▶ [DATA SHOWN]
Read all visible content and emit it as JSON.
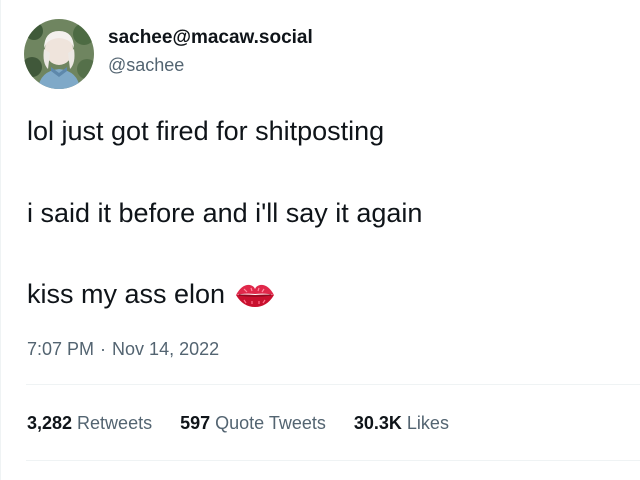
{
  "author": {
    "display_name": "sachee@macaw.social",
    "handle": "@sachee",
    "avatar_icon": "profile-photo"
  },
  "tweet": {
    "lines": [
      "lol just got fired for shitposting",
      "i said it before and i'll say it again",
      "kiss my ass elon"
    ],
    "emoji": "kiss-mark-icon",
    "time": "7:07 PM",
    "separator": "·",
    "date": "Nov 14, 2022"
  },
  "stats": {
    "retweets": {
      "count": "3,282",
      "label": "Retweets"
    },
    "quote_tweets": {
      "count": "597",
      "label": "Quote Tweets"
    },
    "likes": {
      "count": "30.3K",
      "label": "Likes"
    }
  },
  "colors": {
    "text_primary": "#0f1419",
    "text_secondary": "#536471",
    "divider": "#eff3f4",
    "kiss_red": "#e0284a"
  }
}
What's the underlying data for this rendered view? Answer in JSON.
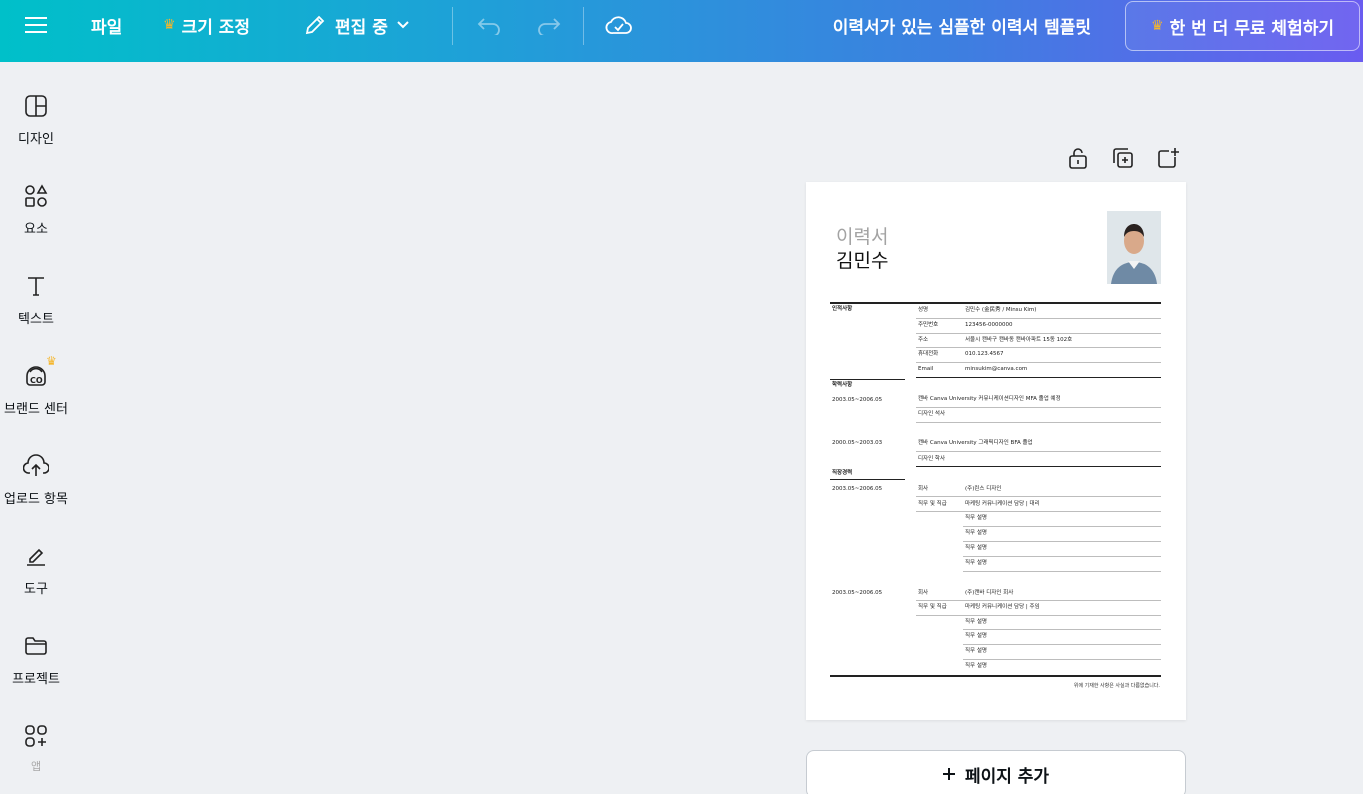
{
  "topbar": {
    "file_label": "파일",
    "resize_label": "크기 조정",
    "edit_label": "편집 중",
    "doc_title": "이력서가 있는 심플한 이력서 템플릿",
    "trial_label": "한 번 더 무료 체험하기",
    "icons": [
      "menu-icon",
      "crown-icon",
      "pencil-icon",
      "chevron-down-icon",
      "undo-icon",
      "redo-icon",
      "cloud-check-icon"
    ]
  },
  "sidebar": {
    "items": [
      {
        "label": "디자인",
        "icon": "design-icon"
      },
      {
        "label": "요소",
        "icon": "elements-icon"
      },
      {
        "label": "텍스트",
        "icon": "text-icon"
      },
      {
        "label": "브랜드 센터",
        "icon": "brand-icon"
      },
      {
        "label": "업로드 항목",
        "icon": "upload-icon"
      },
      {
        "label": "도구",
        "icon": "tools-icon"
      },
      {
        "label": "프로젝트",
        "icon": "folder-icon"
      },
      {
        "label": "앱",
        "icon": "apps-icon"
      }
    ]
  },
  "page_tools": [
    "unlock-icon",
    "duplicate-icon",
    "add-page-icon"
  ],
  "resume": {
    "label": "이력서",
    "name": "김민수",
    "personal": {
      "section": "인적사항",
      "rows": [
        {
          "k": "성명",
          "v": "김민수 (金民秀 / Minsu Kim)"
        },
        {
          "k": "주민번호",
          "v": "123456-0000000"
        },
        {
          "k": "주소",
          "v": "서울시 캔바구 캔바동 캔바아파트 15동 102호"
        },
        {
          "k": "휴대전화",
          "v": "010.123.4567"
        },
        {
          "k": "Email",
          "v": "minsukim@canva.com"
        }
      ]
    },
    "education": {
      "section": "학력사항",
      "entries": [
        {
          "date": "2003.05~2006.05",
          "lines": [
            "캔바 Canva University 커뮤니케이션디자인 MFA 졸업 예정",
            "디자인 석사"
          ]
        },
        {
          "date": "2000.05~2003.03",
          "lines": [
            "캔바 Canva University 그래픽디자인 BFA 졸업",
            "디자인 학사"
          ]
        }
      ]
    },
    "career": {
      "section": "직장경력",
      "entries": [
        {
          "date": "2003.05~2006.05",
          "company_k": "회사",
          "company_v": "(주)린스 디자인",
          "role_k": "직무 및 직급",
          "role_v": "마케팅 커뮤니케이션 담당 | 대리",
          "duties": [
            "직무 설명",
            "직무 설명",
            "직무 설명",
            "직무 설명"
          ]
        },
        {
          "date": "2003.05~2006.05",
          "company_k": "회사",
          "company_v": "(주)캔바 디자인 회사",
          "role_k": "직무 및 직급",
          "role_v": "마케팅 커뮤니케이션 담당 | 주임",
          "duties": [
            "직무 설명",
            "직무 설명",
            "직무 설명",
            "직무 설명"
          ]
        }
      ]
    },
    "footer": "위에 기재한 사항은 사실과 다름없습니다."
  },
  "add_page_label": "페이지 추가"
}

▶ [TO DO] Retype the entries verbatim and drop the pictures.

▶ [EXERCISE OUTPUT]
Read all visible content and emit it as JSON.
{
  "author": {
    "display_name": "sachee@macaw.social",
    "handle": "@sachee",
    "avatar_icon": "profile-photo"
  },
  "tweet": {
    "lines": [
      "lol just got fired for shitposting",
      "i said it before and i'll say it again",
      "kiss my ass elon"
    ],
    "emoji": "kiss-mark-icon",
    "time": "7:07 PM",
    "separator": "·",
    "date": "Nov 14, 2022"
  },
  "stats": {
    "retweets": {
      "count": "3,282",
      "label": "Retweets"
    },
    "quote_tweets": {
      "count": "597",
      "label": "Quote Tweets"
    },
    "likes": {
      "count": "30.3K",
      "label": "Likes"
    }
  },
  "colors": {
    "text_primary": "#0f1419",
    "text_secondary": "#536471",
    "divider": "#eff3f4",
    "kiss_red": "#e0284a"
  }
}
What's the underlying data for this rendered view? Answer in JSON.
{
  "topbar": {
    "file_label": "파일",
    "resize_label": "크기 조정",
    "edit_label": "편집 중",
    "doc_title": "이력서가 있는 심플한 이력서 템플릿",
    "trial_label": "한 번 더 무료 체험하기",
    "icons": [
      "menu-icon",
      "crown-icon",
      "pencil-icon",
      "chevron-down-icon",
      "undo-icon",
      "redo-icon",
      "cloud-check-icon"
    ]
  },
  "sidebar": {
    "items": [
      {
        "label": "디자인",
        "icon": "design-icon"
      },
      {
        "label": "요소",
        "icon": "elements-icon"
      },
      {
        "label": "텍스트",
        "icon": "text-icon"
      },
      {
        "label": "브랜드 센터",
        "icon": "brand-icon"
      },
      {
        "label": "업로드 항목",
        "icon": "upload-icon"
      },
      {
        "label": "도구",
        "icon": "tools-icon"
      },
      {
        "label": "프로젝트",
        "icon": "folder-icon"
      },
      {
        "label": "앱",
        "icon": "apps-icon"
      }
    ]
  },
  "page_tools": [
    "unlock-icon",
    "duplicate-icon",
    "add-page-icon"
  ],
  "resume": {
    "label": "이력서",
    "name": "김민수",
    "personal": {
      "section": "인적사항",
      "rows": [
        {
          "k": "성명",
          "v": "김민수 (金民秀 / Minsu Kim)"
        },
        {
          "k": "주민번호",
          "v": "123456-0000000"
        },
        {
          "k": "주소",
          "v": "서울시 캔바구 캔바동 캔바아파트 15동 102호"
        },
        {
          "k": "휴대전화",
          "v": "010.123.4567"
        },
        {
          "k": "Email",
          "v": "minsukim@canva.com"
        }
      ]
    },
    "education": {
      "section": "학력사항",
      "entries": [
        {
          "date": "2003.05~2006.05",
          "lines": [
            "캔바 Canva University 커뮤니케이션디자인 MFA 졸업 예정",
            "디자인 석사"
          ]
        },
        {
          "date": "2000.05~2003.03",
          "lines": [
            "캔바 Canva University 그래픽디자인 BFA 졸업",
            "디자인 학사"
          ]
        }
      ]
    },
    "career": {
      "section": "직장경력",
      "entries": [
        {
          "date": "2003.05~2006.05",
          "company_k": "회사",
          "company_v": "(주)린스 디자인",
          "role_k": "직무 및 직급",
          "role_v": "마케팅 커뮤니케이션 담당 | 대리",
          "duties": [
            "직무 설명",
            "직무 설명",
            "직무 설명",
            "직무 설명"
          ]
        },
        {
          "date": "2003.05~2006.05",
          "company_k": "회사",
          "company_v": "(주)캔바 디자인 회사",
          "role_k": "직무 및 직급",
          "role_v": "마케팅 커뮤니케이션 담당 | 주임",
          "duties": [
            "직무 설명",
            "직무 설명",
            "직무 설명",
            "직무 설명"
          ]
        }
      ]
    },
    "footer": "위에 기재한 사항은 사실과 다름없습니다."
  },
  "add_page_label": "페이지 추가"
}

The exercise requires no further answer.